Did you know that you only need to report an incident if treatment goes beyond first aid? In short, OSHA defines first aid as the following:
- Non-prescription medications
- Wound coverings
- Hot or cold therapy
- Non-rigid means of support, such as wraps and back belts, eye patches, removing splinters, using finger guards, and drinking fluids for heat stress
Find more information on how OSHA defines first aid.
What OSHA Reports are Required?
You must complete a serious event report for any work-related fatality within eight hours. In addition, you must also report any work-related amputations, inpatient hospitalizations, and the loss of any eye within 24 hours of learning of the incident.
In addition to the serious event report, you must keep a log of work-related injuries and illnesses on OSHA form 300. Any time an incident occurs, you’ll need to record details about what happened and how it happened within seven calendar days.
There’s also a Summary of Work-Related Injuries and Illness (OSHA form 300A). This form is filled out annually and needs to include every incident recorded on the form 300 log.
There’s an excellent summary of how to complete form 300A at OSHA Forms for Recording Work-Related Injuries and Illnesses. You can also find all the forms in PDF fillable versions or Microsoft Excel versions at Injury and Illness Recordkeeping Forms – 300, 300A, 301.
Does My Company Need to File OHSA Reports?
Employers with more than 10 employees must keep a record of serious work-related injuries and illnesses. However, as mentioned above, you are not required to report first-aid types of injuries.

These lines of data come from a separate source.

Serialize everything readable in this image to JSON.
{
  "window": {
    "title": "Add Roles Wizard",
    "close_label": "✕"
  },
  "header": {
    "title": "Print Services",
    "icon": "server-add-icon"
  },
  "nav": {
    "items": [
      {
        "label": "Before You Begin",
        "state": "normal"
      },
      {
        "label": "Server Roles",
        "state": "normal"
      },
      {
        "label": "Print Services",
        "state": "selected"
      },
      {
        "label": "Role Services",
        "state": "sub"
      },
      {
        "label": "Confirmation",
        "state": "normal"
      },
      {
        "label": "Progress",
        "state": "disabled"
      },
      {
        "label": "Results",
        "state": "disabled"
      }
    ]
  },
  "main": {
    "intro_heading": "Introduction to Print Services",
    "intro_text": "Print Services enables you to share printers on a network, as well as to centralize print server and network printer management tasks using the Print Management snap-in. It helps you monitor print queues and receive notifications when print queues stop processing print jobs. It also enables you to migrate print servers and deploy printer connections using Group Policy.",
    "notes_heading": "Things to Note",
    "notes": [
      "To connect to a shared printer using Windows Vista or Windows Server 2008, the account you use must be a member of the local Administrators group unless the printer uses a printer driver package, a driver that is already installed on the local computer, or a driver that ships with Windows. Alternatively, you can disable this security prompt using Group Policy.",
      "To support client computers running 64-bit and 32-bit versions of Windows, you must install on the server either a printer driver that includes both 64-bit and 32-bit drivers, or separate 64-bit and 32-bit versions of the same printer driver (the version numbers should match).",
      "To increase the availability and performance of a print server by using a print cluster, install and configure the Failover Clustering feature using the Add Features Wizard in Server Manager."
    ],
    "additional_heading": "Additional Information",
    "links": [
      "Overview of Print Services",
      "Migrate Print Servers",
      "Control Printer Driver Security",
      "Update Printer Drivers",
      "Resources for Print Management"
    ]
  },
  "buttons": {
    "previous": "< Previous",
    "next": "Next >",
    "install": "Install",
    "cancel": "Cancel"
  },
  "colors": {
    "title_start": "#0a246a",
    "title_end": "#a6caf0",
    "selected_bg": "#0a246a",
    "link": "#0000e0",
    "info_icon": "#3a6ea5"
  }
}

There are also requirements for annual summary reporting.
Employers with fewer than 10 employees, and those in low-risk industries, are exempt from recordkeeping requirements.
How Do You File an OSHA Report?

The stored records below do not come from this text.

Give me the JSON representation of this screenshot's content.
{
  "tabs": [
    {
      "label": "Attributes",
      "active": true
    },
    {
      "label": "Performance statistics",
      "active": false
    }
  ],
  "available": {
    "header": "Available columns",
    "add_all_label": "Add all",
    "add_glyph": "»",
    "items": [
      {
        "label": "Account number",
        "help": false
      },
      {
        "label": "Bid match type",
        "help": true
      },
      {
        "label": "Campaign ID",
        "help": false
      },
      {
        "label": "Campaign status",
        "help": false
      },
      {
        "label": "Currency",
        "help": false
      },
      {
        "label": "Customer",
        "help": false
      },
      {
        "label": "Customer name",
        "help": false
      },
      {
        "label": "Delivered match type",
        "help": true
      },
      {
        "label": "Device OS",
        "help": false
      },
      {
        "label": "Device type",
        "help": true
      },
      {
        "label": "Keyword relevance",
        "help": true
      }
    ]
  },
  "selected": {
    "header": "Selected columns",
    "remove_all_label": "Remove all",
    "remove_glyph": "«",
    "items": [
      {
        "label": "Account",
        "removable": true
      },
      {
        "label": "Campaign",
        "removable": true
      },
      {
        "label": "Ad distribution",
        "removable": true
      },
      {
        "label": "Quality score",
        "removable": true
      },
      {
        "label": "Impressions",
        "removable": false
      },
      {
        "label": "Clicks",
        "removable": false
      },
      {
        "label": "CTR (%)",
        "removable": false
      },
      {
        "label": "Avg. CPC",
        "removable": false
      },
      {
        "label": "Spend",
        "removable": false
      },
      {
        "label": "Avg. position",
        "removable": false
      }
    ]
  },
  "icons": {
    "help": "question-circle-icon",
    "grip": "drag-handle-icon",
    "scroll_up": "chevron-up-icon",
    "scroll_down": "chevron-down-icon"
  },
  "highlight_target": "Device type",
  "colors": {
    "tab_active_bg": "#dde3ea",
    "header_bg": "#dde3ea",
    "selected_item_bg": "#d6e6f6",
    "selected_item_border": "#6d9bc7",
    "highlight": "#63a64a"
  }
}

For serious event incidents, you can call the nearest OSHA office or the OSHA 24-hour hotline at 1-800-321-6742. You can also report online using the Serious Event Reporting Online Form.
- The serious injury and illness report is OSHA form 301.
- The annual OSHA form 300A can be reported online via the Injury Tracking Application.
Note: Reporting online requires you to set up an account before filing your report.
When Are Annual OSHA Reports Due?
As noted above, there are immediate filing requirements for injuries or illnesses. The annual reporting requirements, however, vary by the size of the organization.
Establishments with 20-249 employees in certain high-risk industries, including manufacturing and construction, must submit information from their 2022 Form 300A by March 2, 2023.
In addition, establishments with 250 or more employees in industries covered by the recordkeeping regulation must also submit information from their 2022 Form 300A by March 2, 2023.
Paper copies of form 300A must be posted in the workplace from February 1 through April 30 so that all employees can review the complete list of injuries and illnesses.
Learn More OSHA Recordkeeping Requirements
Interested in learning more about OSHA recordkeeping? Attend our upcoming free webinar: OSHA Recordkeeping 2023: Are You Ready for the Reporting Deadline?, scheduled for Thursday, January 19th, 2023, at 11 a.m. CST.
Our speakers will take you through reporting requirements and forms, avoiding OSHA recordkeeping violations, and using all this data to train employees and improve safety.
Sign up for our free course today!
EDUCATE. EMPOWER. ADVOCATE.
At OECS, our mission is to inspire strong safety cultures that help clients understand OSHA requirements and develop customized safety programs and practices to prevent workplace injuries, including OSHA recordkeeping.
Connect with us to learn how we can help you build a culture committed to workplace safety. And remember to join us for our free webinar on January 19th, at 11 a.m. CST to learn more about OSHA recordkeeping rules and requirements.